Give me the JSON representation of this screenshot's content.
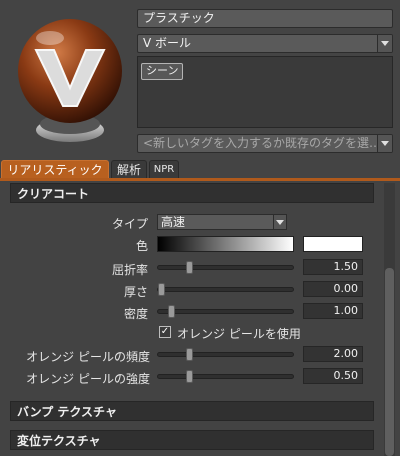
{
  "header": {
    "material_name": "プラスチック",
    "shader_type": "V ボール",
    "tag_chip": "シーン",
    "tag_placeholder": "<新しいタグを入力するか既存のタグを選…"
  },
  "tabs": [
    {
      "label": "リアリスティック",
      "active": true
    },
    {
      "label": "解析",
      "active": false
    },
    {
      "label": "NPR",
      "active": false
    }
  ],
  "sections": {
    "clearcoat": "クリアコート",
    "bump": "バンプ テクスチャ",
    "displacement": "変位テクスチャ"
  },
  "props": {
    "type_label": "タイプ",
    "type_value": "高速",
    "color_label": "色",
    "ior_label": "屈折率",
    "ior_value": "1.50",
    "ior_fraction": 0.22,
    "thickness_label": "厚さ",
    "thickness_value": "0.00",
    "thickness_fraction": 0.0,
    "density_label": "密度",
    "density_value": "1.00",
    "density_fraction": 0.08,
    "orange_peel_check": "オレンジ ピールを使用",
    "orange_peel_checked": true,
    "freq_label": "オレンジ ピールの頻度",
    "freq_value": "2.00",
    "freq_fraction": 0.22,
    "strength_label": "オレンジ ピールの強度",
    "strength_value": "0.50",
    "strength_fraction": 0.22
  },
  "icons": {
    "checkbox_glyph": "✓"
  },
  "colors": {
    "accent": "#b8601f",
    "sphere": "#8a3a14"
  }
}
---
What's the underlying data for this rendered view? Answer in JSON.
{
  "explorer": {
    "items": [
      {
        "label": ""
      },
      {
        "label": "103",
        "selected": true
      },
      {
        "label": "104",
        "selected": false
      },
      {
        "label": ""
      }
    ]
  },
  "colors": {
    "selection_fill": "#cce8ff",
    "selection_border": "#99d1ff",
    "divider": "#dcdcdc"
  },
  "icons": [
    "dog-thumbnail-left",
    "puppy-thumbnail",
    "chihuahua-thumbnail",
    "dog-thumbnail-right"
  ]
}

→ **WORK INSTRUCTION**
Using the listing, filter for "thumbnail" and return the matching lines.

→ **FINISHED EXERCISE**
    "dog-thumbnail-left",
    "puppy-thumbnail",
    "chihuahua-thumbnail",
    "dog-thumbnail-right"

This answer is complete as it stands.